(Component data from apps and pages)
******

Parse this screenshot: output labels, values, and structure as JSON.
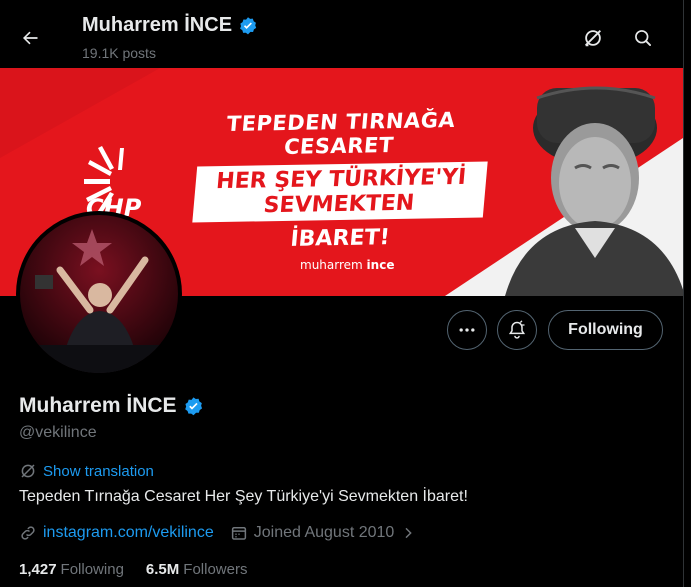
{
  "header": {
    "name": "Muharrem İNCE",
    "posts": "19.1K posts"
  },
  "banner": {
    "line1": "TEPEDEN TIRNAĞA CESARET",
    "line2": "HER ŞEY TÜRKİYE'Yİ SEVMEKTEN",
    "line3": "İBARET!",
    "brand_first": "muharrem ",
    "brand_second": "ince",
    "party": "CHP"
  },
  "actions": {
    "following_label": "Following"
  },
  "profile": {
    "name": "Muharrem İNCE",
    "handle": "@vekilince",
    "translate_label": "Show translation",
    "bio": "Tepeden Tırnağa Cesaret Her Şey Türkiye'yi Sevmekten İbaret!",
    "link": "instagram.com/vekilince",
    "joined": "Joined August 2010",
    "following_count": "1,427",
    "following_label": "Following",
    "followers_count": "6.5M",
    "followers_label": "Followers"
  },
  "colors": {
    "accent": "#1d9bf0",
    "banner_red": "#e4161c",
    "muted": "#71767b"
  },
  "icons": [
    "back-arrow-icon",
    "grok-icon",
    "search-icon",
    "more-icon",
    "notification-bell-icon",
    "verified-badge-icon",
    "translate-icon",
    "link-icon",
    "calendar-icon",
    "chevron-right-icon"
  ]
}
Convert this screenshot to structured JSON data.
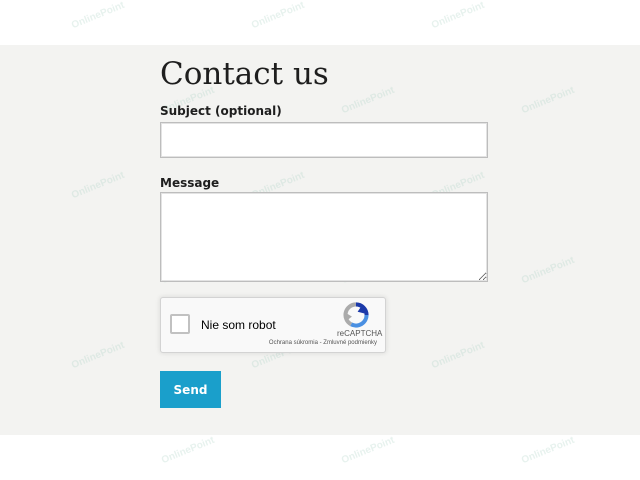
{
  "form": {
    "title": "Contact us",
    "subject_label": "Subject (optional)",
    "subject_value": "",
    "message_label": "Message",
    "message_value": "",
    "send_label": "Send"
  },
  "captcha": {
    "checkbox_label": "Nie som robot",
    "brand": "reCAPTCHA",
    "privacy_link": "Ochrana súkromia",
    "separator": " - ",
    "terms_link": "Zmluvné podmienky",
    "checked": false
  },
  "watermark": {
    "text": "OnlinePoint"
  },
  "colors": {
    "panel_background": "#f3f3f1",
    "send_button": "#1a9fcb",
    "captcha_blue": "#1c3aa9",
    "captcha_light_blue": "#4a90e2",
    "captcha_grey": "#ababab"
  }
}
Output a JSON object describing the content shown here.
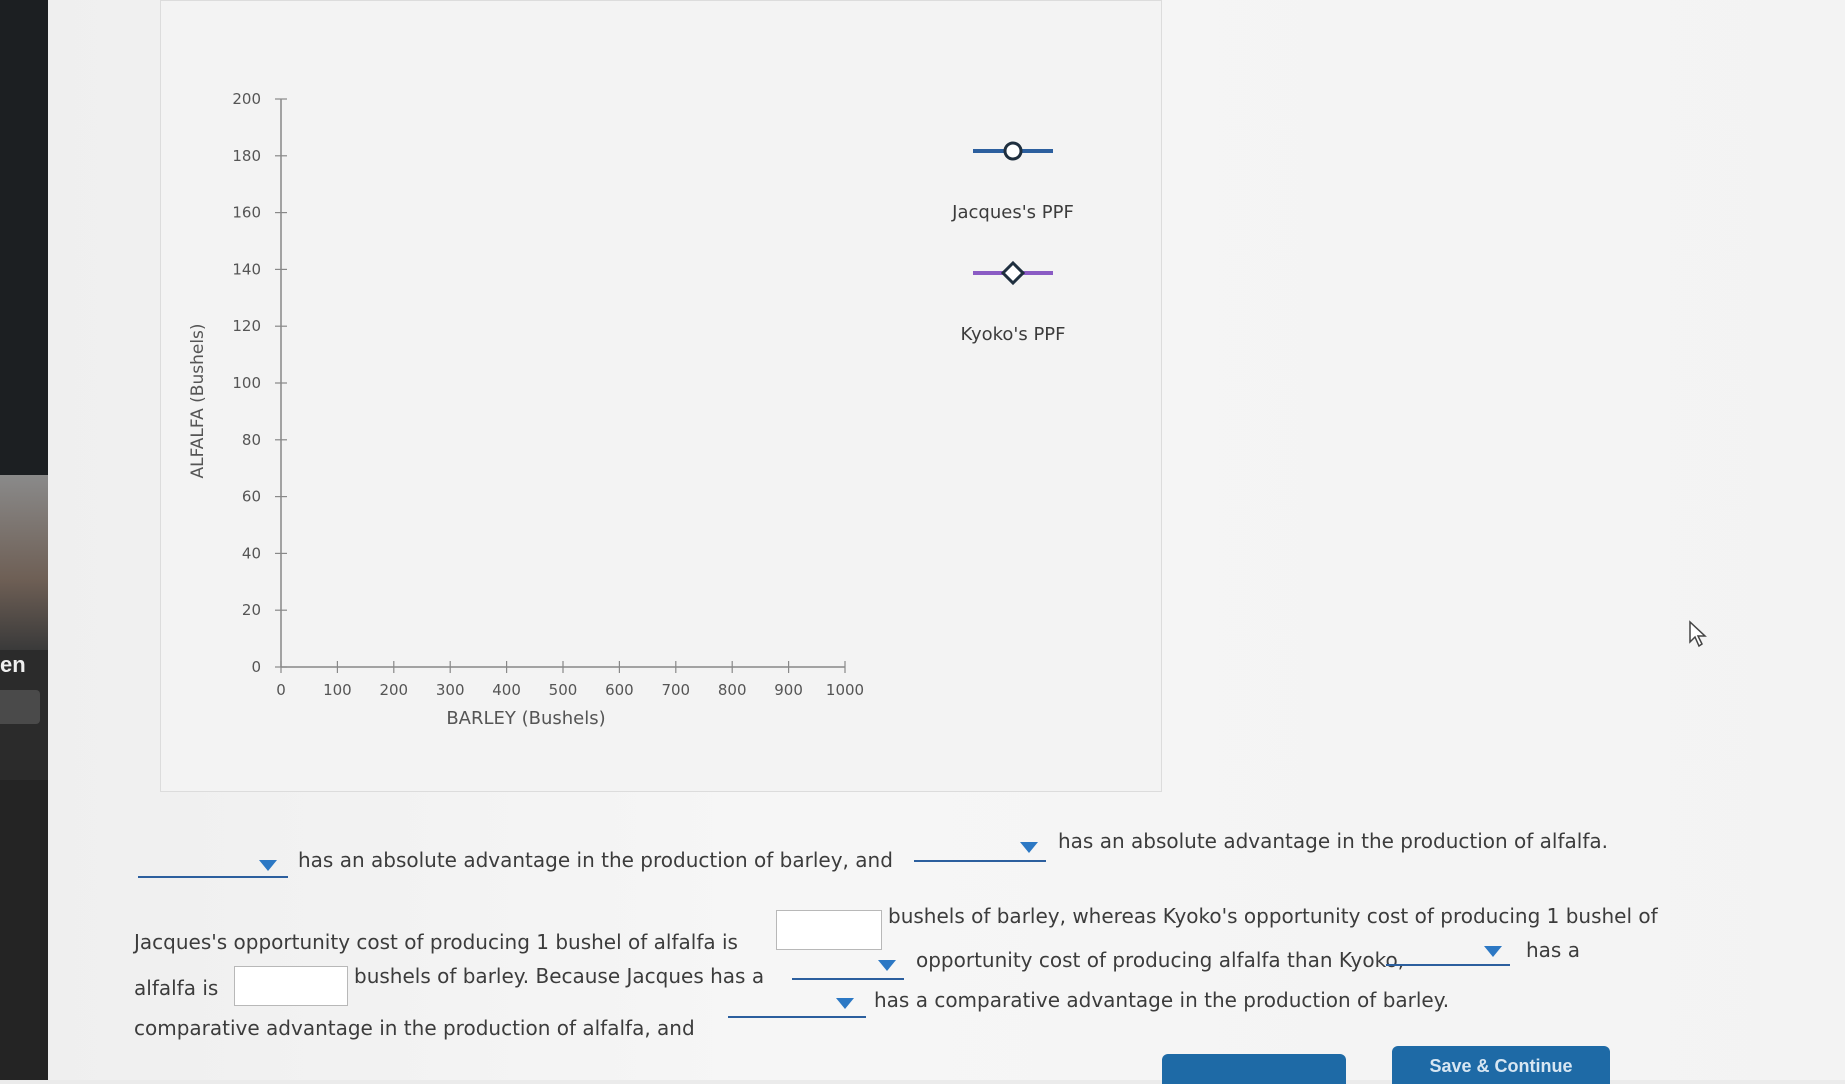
{
  "sidebar": {
    "tag_text": "en"
  },
  "chart_data": {
    "type": "line",
    "xlabel": "BARLEY (Bushels)",
    "ylabel": "ALFALFA (Bushels)",
    "xlim": [
      0,
      1000
    ],
    "ylim": [
      0,
      200
    ],
    "x_ticks": [
      "0",
      "100",
      "200",
      "300",
      "400",
      "500",
      "600",
      "700",
      "800",
      "900",
      "1000"
    ],
    "y_ticks": [
      "0",
      "20",
      "40",
      "60",
      "80",
      "100",
      "120",
      "140",
      "160",
      "180",
      "200"
    ],
    "series": [
      {
        "name": "Jacques's PPF",
        "color": "#2c5f9e",
        "marker": "circle",
        "points": []
      },
      {
        "name": "Kyoko's PPF",
        "color": "#8a5bc4",
        "marker": "diamond",
        "points": []
      }
    ],
    "legend_position": "right"
  },
  "question": {
    "sentence1": {
      "part1": "has an absolute advantage in the production of barley, and",
      "part2": "has an absolute advantage in the production of alfalfa."
    },
    "sentence2": {
      "part1": "Jacques's opportunity cost of producing 1 bushel of alfalfa is",
      "part2": "bushels of barley, whereas Kyoko's opportunity cost of producing 1 bushel of",
      "part3": "alfalfa is",
      "part4": "bushels of barley. Because Jacques has a",
      "part5": "opportunity cost of producing alfalfa than Kyoko,",
      "part6": "has a",
      "part7": "comparative advantage in the production of alfalfa, and",
      "part8": "has a comparative advantage in the production of barley."
    }
  },
  "buttons": {
    "left_label": "",
    "save_label": "Save & Continue"
  },
  "colors": {
    "accent": "#1e6aa6",
    "jacques": "#2c5f9e",
    "kyoko": "#8a5bc4"
  }
}
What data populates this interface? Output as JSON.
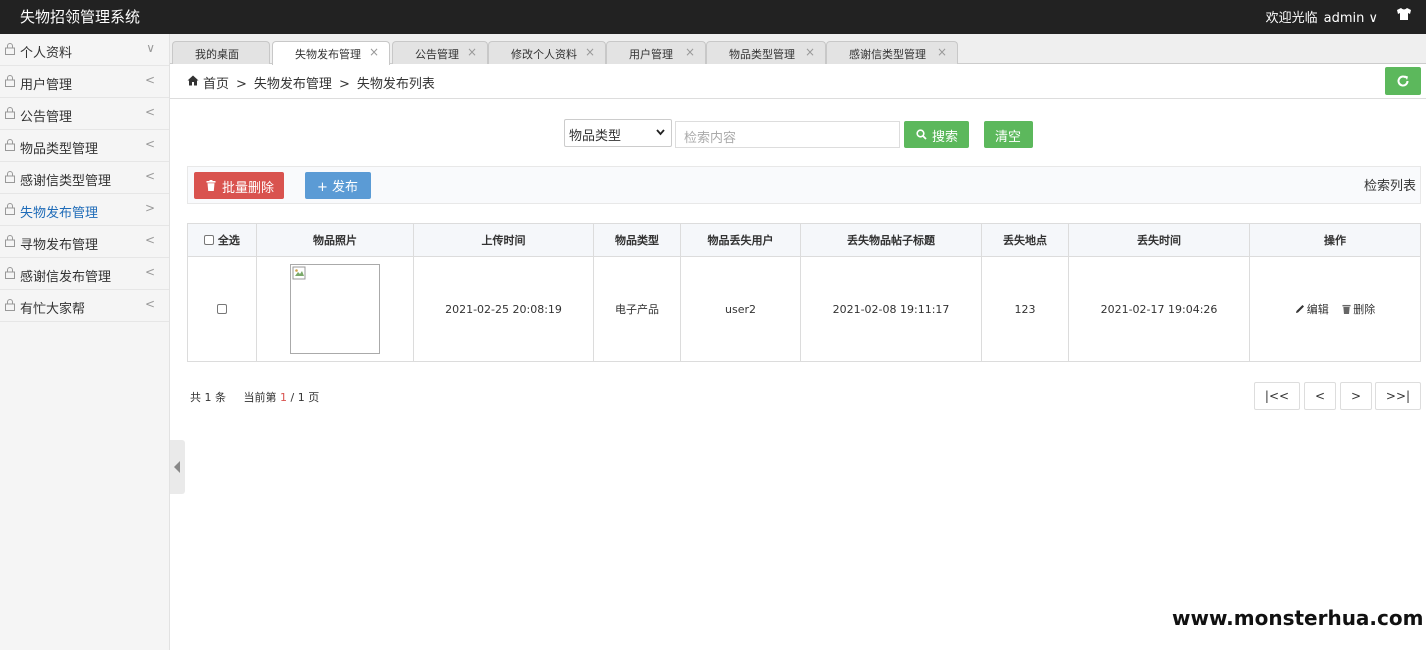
{
  "app": {
    "title": "失物招领管理系统",
    "welcome": "欢迎光临",
    "user": "admin ∨"
  },
  "sidebar": {
    "items": [
      {
        "label": "个人资料",
        "arrow": "∨"
      },
      {
        "label": "用户管理",
        "arrow": "<"
      },
      {
        "label": "公告管理",
        "arrow": "<"
      },
      {
        "label": "物品类型管理",
        "arrow": "<"
      },
      {
        "label": "感谢信类型管理",
        "arrow": "<"
      },
      {
        "label": "失物发布管理",
        "arrow": ">"
      },
      {
        "label": "寻物发布管理",
        "arrow": "<"
      },
      {
        "label": "感谢信发布管理",
        "arrow": "<"
      },
      {
        "label": "有忙大家帮",
        "arrow": "<"
      }
    ]
  },
  "tabs": [
    {
      "label": "我的桌面",
      "close": ""
    },
    {
      "label": "失物发布管理",
      "close": "×"
    },
    {
      "label": "公告管理",
      "close": "×"
    },
    {
      "label": "修改个人资料",
      "close": "×"
    },
    {
      "label": "用户管理",
      "close": "×"
    },
    {
      "label": "物品类型管理",
      "close": "×"
    },
    {
      "label": "感谢信类型管理",
      "close": "×"
    }
  ],
  "breadcrumb": {
    "home": "首页",
    "sep": ">",
    "level1": "失物发布管理",
    "level2": "失物发布列表"
  },
  "search": {
    "select_value": "物品类型",
    "placeholder": "检索内容",
    "search_label": "搜索",
    "clear_label": "清空"
  },
  "toolbar": {
    "batch_delete": "批量删除",
    "publish": "+ 发布",
    "right_text": "检索列表"
  },
  "table": {
    "headers": {
      "select_all": "全选",
      "photo": "物品照片",
      "upload_time": "上传时间",
      "type": "物品类型",
      "user": "物品丢失用户",
      "post_title": "丢失物品帖子标题",
      "place": "丢失地点",
      "lost_time": "丢失时间",
      "ops": "操作"
    },
    "rows": [
      {
        "upload_time": "2021-02-25 20:08:19",
        "type": "电子产品",
        "user": "user2",
        "post_title": "2021-02-08 19:11:17",
        "place": "123",
        "lost_time": "2021-02-17 19:04:26",
        "edit": "编辑",
        "delete": "删除"
      }
    ]
  },
  "pager": {
    "total_prefix": "共",
    "total": "1",
    "total_suffix": "条",
    "current_prefix": "当前第",
    "current": "1",
    "slash": "/",
    "pages": "1",
    "pages_suffix": "页",
    "first": "|<<",
    "prev": "<",
    "next": ">",
    "last": ">>|"
  },
  "watermark": "www.monsterhua.com",
  "colors": {
    "green": "#5cb85c",
    "red": "#d9534f",
    "blue": "#5b9bd5",
    "topbar": "#222222",
    "active_link": "#1e6bb8"
  }
}
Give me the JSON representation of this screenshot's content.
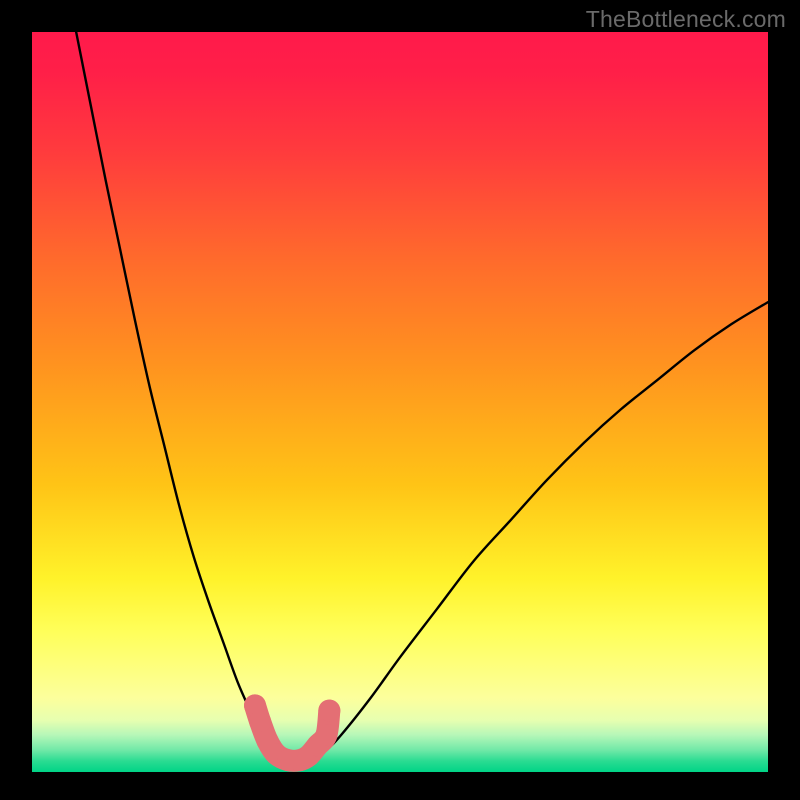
{
  "watermark": "TheBottleneck.com",
  "colors": {
    "frame": "#000000",
    "gradient_top": "#ff1a4b",
    "gradient_mid": "#ffd016",
    "gradient_bottom": "#00d487",
    "curve": "#000000",
    "marker_fill": "#e46f74",
    "marker_stroke": "#cf5c62"
  },
  "chart_data": {
    "type": "line",
    "title": "",
    "xlabel": "",
    "ylabel": "",
    "xlim": [
      0,
      100
    ],
    "ylim": [
      0,
      100
    ],
    "grid": false,
    "legend": false,
    "curve_left": {
      "description": "steep descending branch from top-left to valley floor",
      "x": [
        6,
        8,
        10,
        12,
        14,
        16,
        18,
        20,
        22,
        24,
        26,
        28,
        30,
        31,
        32,
        32.6
      ],
      "y": [
        100,
        90,
        80,
        70.5,
        61,
        52,
        44,
        36,
        29,
        23,
        17.5,
        12,
        7.5,
        5,
        3,
        1.8
      ]
    },
    "curve_right": {
      "description": "ascending branch from valley floor to upper right",
      "x": [
        38,
        40,
        42,
        46,
        50,
        55,
        60,
        65,
        70,
        75,
        80,
        85,
        90,
        95,
        100
      ],
      "y": [
        1.8,
        3,
        5,
        10,
        15.5,
        22,
        28.5,
        34,
        39.5,
        44.5,
        49,
        53,
        57,
        60.5,
        63.5
      ]
    },
    "valley_floor": {
      "x": [
        32.6,
        38
      ],
      "y": [
        1.4,
        1.4
      ]
    },
    "markers": {
      "description": "clustered rounded markers near valley",
      "points": [
        {
          "x": 30.3,
          "y": 9.0
        },
        {
          "x": 31.0,
          "y": 6.8
        },
        {
          "x": 32.0,
          "y": 4.2
        },
        {
          "x": 33.2,
          "y": 2.4
        },
        {
          "x": 34.8,
          "y": 1.6
        },
        {
          "x": 36.4,
          "y": 1.6
        },
        {
          "x": 37.6,
          "y": 2.2
        },
        {
          "x": 38.8,
          "y": 3.6
        },
        {
          "x": 40.0,
          "y": 5.0
        },
        {
          "x": 40.4,
          "y": 8.3
        }
      ]
    }
  }
}
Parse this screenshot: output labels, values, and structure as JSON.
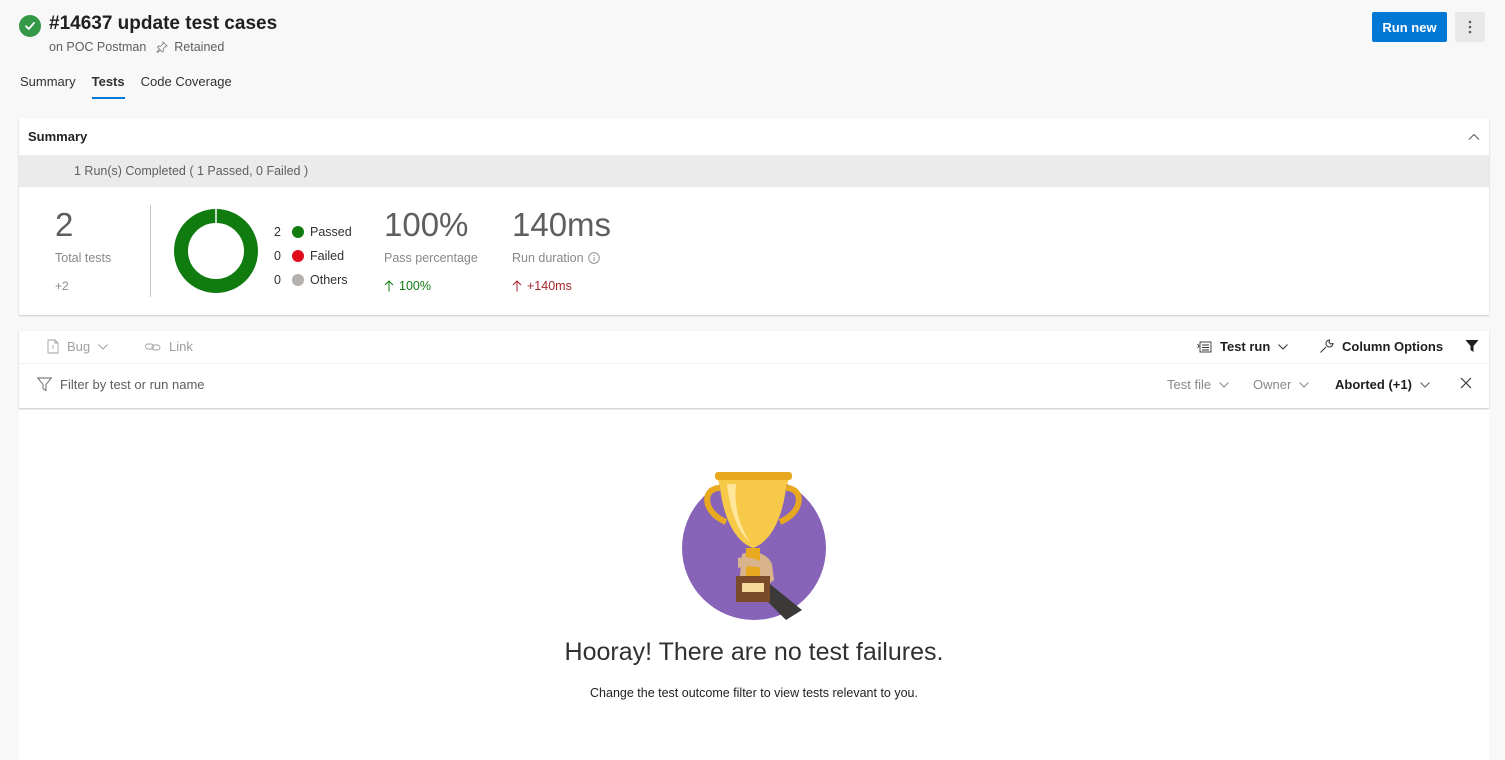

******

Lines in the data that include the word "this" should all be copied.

Parse this screenshot: output labels, values, and structure as JSON.
Convert this screenshot to structured JSON data.
What data populates this interface? Output as JSON.
Give me the JSON representation of this screenshot's content.
Parse this screenshot: output labels, values, and structure as JSON.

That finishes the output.